Please come on up here and take a look for yourself. If Daniels wants to sell this to Northern Indiana he needs to guarentee weigh stations at the Eastern and Western edge of Indidan along U.S. 20. He needs to find a better alternative for IDOT employees. That's what will sell the plan up has nothing to do with foriegn investors. Good grief.

Anonymous said...

First, this is a very good blog. I read you almost as much as I do Taking Down Words. TDW is a bit funnier, but it is very good to see the kind of Republicanism that I knew when I was younger.

However, for the first time I must disagree with some of the comments regarding the Toll Road. Even though I am a Democrat, I would have the same doubts if this was proposed by a Democrat. I do not think that that the Governor has made the case that the sale is as good a deal as it may be. I am just as certain that this issue is not as strong as it may be for the Democrats. If the deal is as good as being touted by the Governor, then the issue goes poof. The Governor woould be more convincing if he were not trying the hard sell.
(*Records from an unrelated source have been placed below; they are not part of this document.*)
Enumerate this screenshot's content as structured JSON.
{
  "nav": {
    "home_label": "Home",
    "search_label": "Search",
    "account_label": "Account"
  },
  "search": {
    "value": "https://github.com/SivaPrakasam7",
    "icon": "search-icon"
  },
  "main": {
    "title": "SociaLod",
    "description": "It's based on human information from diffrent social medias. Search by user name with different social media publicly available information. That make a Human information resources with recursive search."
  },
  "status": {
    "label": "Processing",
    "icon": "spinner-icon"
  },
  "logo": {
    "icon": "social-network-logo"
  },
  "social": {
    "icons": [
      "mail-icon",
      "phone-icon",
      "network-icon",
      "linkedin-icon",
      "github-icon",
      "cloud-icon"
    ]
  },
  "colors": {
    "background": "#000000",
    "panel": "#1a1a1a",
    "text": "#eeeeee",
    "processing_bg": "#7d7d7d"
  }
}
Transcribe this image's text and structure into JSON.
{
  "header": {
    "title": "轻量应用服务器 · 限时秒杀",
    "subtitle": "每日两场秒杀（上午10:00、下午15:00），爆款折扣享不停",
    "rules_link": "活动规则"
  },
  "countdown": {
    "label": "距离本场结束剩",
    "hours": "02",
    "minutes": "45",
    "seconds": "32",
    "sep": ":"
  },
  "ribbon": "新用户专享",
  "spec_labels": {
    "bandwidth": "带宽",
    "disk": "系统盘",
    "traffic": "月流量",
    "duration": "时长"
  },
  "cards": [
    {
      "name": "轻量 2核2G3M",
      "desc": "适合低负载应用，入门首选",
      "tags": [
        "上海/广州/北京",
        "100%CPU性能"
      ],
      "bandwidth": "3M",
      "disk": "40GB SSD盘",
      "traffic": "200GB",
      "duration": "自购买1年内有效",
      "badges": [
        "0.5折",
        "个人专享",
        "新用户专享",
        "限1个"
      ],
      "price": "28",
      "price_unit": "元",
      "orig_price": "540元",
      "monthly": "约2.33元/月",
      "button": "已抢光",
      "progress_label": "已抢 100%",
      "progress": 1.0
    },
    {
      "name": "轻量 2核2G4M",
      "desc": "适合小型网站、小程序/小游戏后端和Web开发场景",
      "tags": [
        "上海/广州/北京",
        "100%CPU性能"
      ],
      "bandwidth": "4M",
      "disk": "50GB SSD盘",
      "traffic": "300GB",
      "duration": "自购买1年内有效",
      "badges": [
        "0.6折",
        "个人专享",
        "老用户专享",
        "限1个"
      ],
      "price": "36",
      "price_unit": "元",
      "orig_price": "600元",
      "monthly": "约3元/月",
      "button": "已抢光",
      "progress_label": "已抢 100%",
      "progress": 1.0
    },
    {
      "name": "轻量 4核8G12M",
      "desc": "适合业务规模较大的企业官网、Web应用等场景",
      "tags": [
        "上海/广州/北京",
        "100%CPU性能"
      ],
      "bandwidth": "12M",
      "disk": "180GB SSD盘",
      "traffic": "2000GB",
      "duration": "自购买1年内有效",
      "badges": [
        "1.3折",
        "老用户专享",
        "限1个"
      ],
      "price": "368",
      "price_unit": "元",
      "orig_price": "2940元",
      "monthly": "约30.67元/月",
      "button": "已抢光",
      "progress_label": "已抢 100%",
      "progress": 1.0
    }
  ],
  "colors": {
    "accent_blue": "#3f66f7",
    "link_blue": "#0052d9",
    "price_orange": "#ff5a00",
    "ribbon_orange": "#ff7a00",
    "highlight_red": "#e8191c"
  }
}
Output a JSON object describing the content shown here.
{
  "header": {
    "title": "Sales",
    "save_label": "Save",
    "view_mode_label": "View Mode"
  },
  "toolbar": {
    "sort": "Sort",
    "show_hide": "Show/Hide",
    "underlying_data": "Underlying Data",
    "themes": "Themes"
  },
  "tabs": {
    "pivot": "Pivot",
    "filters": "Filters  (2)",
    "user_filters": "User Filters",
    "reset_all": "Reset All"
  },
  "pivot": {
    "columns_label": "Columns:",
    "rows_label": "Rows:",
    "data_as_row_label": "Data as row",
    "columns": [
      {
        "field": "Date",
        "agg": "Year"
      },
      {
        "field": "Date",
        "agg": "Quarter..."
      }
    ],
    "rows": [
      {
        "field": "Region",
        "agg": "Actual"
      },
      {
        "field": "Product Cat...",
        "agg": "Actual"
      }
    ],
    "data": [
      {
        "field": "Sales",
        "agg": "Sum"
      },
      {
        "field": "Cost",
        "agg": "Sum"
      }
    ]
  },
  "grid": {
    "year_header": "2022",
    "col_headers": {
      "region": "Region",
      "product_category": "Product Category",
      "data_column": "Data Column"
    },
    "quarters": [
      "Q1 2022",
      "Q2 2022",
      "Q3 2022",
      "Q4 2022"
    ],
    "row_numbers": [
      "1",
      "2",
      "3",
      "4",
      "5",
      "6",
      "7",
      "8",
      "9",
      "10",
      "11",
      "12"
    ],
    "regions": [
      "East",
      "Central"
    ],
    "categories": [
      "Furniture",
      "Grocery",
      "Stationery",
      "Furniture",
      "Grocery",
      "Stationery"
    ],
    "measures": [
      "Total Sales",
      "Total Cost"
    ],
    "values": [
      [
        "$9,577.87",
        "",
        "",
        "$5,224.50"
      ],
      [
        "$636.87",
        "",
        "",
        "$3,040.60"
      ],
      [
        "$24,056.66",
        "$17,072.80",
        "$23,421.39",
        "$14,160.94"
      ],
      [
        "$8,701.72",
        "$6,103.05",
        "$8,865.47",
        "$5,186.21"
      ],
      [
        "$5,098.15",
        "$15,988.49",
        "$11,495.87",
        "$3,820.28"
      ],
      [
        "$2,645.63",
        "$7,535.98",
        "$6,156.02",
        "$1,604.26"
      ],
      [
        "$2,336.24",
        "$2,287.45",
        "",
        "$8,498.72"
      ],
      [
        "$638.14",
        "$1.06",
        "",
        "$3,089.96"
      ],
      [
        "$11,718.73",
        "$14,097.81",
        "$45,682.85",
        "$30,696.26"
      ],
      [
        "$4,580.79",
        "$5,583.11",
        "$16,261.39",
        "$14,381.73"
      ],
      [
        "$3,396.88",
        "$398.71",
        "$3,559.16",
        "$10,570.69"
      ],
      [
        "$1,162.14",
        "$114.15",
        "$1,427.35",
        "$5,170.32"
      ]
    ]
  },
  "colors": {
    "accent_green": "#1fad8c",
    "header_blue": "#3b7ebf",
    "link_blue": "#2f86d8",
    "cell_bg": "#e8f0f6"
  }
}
Unlike Rishawn Biddle, I see the problem as not two warring tribes but as more of an oligarchic legislature.

Lastly, if the issues are going to be as described in the main post then I agree with your thesis. If, however, these issues are distilled down to a governor who is a trifle bit feckless and unheeding of the public then we Democrats might have a winning issue. Too bad that my party does not make more of the government reform issue therein lies a way to lower taxes and start creating a more modern Indiana government.

Anonymous said...

I happen to think the Toll Road lease is a good idea. At the end of the day, far more jobs will be created and opportunities developed than one can imagine.

As a Democrat whose parents were, indeed, Democrats, I am a Dem not becuase of my parents, but because the record is very clear that the R's will continue to try to harm me, as a gay man, for the rest of my life.

Further, I am a social progressive but a fiscal conservative. I happen to believe that either party could most likey do a good job for our state, if they were limited to their time in power. I think 16 years was too long for the Dem's and would be too long for the R's. I agree that a big part of our problems is with the legislature.

With respect to the Dem's strategy to take back the IND House, we'll see how it all shakes out.

Keep up the good work Gary!